However, if the chocolate has a rancid smell, a discoloured appearance, or a strange texture, it is likely spoiled and should not be consumed. If you are not sure, you can eat a tiny bit (let the chocolate to dissolve on your tongue and breathe in at the same time) and if the taste and smell is off, then the chocolate is very likely off completely. It is always better to be safe than sorry and discard any expired chocolate that shows signs of spoilage to avoid potential health risks.
Can you get food poisoning from eating expired chocolate?
This very unlikely, I’ve (by mistake) eaten some very badly affected chocolate and I was never taken ill.
You will know if the chocolate is not good after the first bite and I’m sure you won’t carry on eating that chocolate for it to have any effect.
What happens if you eat out of date chocolate, is that you may, possibly feel ill, but only if you eat a large quantity of expired chocolate that’s gone off. In that case it’s always best to seek medical advice from your pharmacist or doctor.
If the chocolate is out of date, but not off or spoiled and smells and taste normal, then the chocolate should be safe to eat.
I have some chocolate buttons (coverture) which looks white on the outside and it’s close to it’s sell by date. Is it still safe to use?

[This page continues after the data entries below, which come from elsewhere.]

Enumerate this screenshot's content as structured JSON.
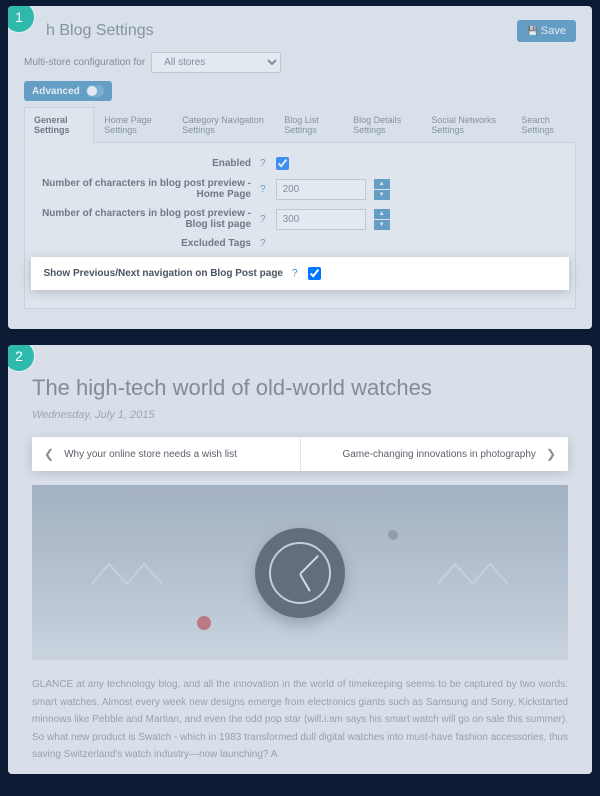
{
  "panel1": {
    "badge": "1",
    "title": "h Blog Settings",
    "save": "Save",
    "multi_label": "Multi-store configuration for",
    "multi_option": "All stores",
    "advanced": "Advanced",
    "tabs": {
      "general": "General Settings",
      "home": "Home Page Settings",
      "category": "Category Navigation Settings",
      "list": "Blog List Settings",
      "details": "Blog Details Settings",
      "social": "Social Networks Settings",
      "search": "Search Settings"
    },
    "fields": {
      "enabled": "Enabled",
      "chars_home": "Number of characters in blog post preview - Home Page",
      "chars_home_val": "200",
      "chars_list": "Number of characters in blog post preview - Blog list page",
      "chars_list_val": "300",
      "excluded": "Excluded Tags",
      "nav": "Show Previous/Next navigation on Blog Post page"
    }
  },
  "panel2": {
    "badge": "2",
    "title": "The high-tech world of old-world watches",
    "date": "Wednesday, July 1, 2015",
    "prev": "Why your online store needs a wish list",
    "next": "Game-changing innovations in photography",
    "body": "GLANCE at any technology blog, and all the innovation in the world of timekeeping seems to be captured by two words: smart watches. Almost every week new designs emerge from electronics giants such as Samsung and Sony, Kickstarted minnows like Pebble and Martian, and even the odd pop star (will.i.am says his smart watch will go on sale this summer). So what new product is Swatch - which in 1983 transformed dull digital watches into must-have fashion accessories, thus saving Switzerland's watch industry—now launching? A"
  }
}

If you have a bag of chocolate buttons and you store them well in an ambient temperature (18-20 C max) than the whiteness on the outside of the chocolate buttons is very likely to be just scratches.
As chocolate buttons move around, they scoff and make the chocolate visibly white. I’d suggest to taste them and then decide if they are still edible. If the chocolate buttons were stored incorrectly, they might have dried out, so it’s better to use them for baking or making chocolate ganache.
Can expired chocolate kill you?
No. Expired chocolate might not taste the best, but it’s not poisonous. Try a small piece of your expired chocolate and if the chocolate taste very off, simply don’t eat the rest.
At worse, you might end up with an upset stomach, but that would be probably from the other ingredients, not from the chocolate itself.
What to do with expired chocolate (that’s still O.K to eat)
If you have just a small amount expired chocolate that you have tested and you know it’s safe, the easiest thing to do is to just eat the chocolate.
But if you have more and the chocolate is a bit dry or feel a bit gritty, it might not be the most pleasant experience to eat it as it is.
Does chocolate go out of date if unopened
Chocolate usually has a “best before” date rather than an expiration date, which means that it does not necessarily go bad after that date. I always make sure that I store my chocolates in their original packaging and don’t open them until I actually need them.
If unopened and stored properly, dark chocolate can last up to 2 years from the date of manufacture, while milk and white chocolate have a shorter shelf life of up to 6 months – 1 year from the date of manufacture. However, the shelf life of chocolate can be shorter if it is not stored properly or exposed to heat, light, or moisture.
If chocolate is unopened and stored properly in a cool, dry place away from sunlight and moisture, it is less likely to go bad before the “best before” date. However, it is still important to check for any signs of spoilage such as a rancid smell, a discoloured appearance, or a strange texture before consuming it. If the chocolate has gone bad, it should not be consumed.
This blog post was originally written on 16 April 2021 and last checked and updated on 10 April 2023